ABOUT THIS TASK: Say how many lines of the listing below contain "icon", giving the number and nothing else.

RECORDS FOR THIS TASK:
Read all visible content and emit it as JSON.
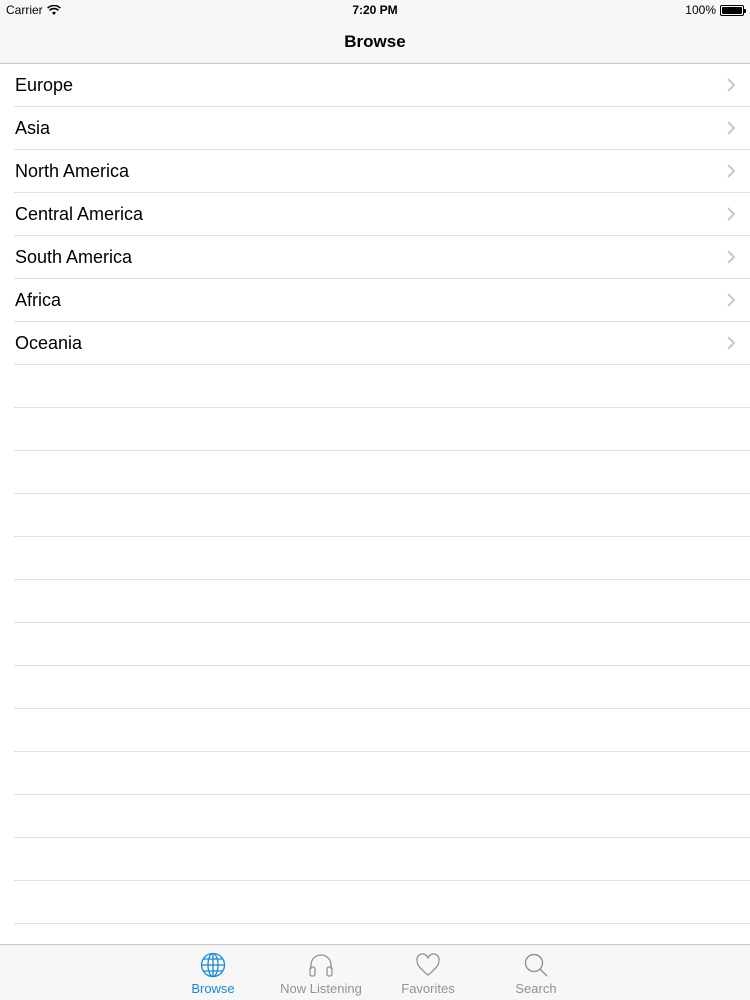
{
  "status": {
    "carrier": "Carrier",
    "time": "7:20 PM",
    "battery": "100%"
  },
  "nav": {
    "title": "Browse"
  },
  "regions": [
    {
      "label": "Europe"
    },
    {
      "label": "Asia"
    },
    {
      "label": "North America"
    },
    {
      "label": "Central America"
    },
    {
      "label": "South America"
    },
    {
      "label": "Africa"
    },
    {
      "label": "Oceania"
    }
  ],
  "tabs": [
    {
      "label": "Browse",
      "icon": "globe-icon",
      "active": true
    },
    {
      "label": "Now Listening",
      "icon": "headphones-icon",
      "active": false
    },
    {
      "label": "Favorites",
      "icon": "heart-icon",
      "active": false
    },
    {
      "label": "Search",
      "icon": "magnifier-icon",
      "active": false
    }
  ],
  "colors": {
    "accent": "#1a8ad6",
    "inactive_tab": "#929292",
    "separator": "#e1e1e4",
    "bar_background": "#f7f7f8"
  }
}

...

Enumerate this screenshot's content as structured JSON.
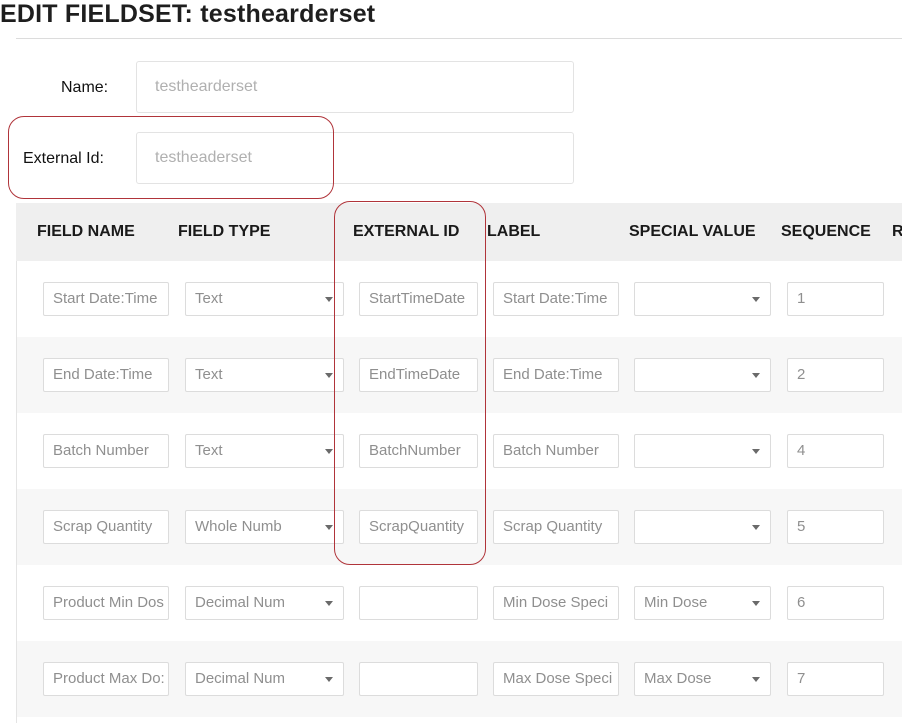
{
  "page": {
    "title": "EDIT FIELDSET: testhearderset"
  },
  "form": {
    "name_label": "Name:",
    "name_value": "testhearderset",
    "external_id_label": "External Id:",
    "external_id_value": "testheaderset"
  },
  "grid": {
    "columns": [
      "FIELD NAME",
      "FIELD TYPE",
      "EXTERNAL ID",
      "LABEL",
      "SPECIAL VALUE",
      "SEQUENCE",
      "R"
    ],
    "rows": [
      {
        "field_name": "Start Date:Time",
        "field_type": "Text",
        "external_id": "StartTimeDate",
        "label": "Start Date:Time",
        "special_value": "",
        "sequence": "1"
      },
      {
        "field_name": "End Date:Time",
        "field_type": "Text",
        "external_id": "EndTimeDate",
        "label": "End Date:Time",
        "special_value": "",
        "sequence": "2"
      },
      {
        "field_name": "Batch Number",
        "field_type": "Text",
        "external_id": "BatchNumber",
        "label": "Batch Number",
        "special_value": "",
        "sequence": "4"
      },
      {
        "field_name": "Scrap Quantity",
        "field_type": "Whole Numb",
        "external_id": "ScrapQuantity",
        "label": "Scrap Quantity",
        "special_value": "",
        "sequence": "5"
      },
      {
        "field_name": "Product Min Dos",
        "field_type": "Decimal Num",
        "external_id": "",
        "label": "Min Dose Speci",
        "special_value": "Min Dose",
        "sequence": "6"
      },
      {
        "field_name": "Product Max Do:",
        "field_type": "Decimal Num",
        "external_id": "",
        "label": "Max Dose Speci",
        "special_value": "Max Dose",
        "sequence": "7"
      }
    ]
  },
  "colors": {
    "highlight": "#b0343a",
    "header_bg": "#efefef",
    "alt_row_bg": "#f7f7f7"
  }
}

SOLUTION TO THIS EXERCISE: 4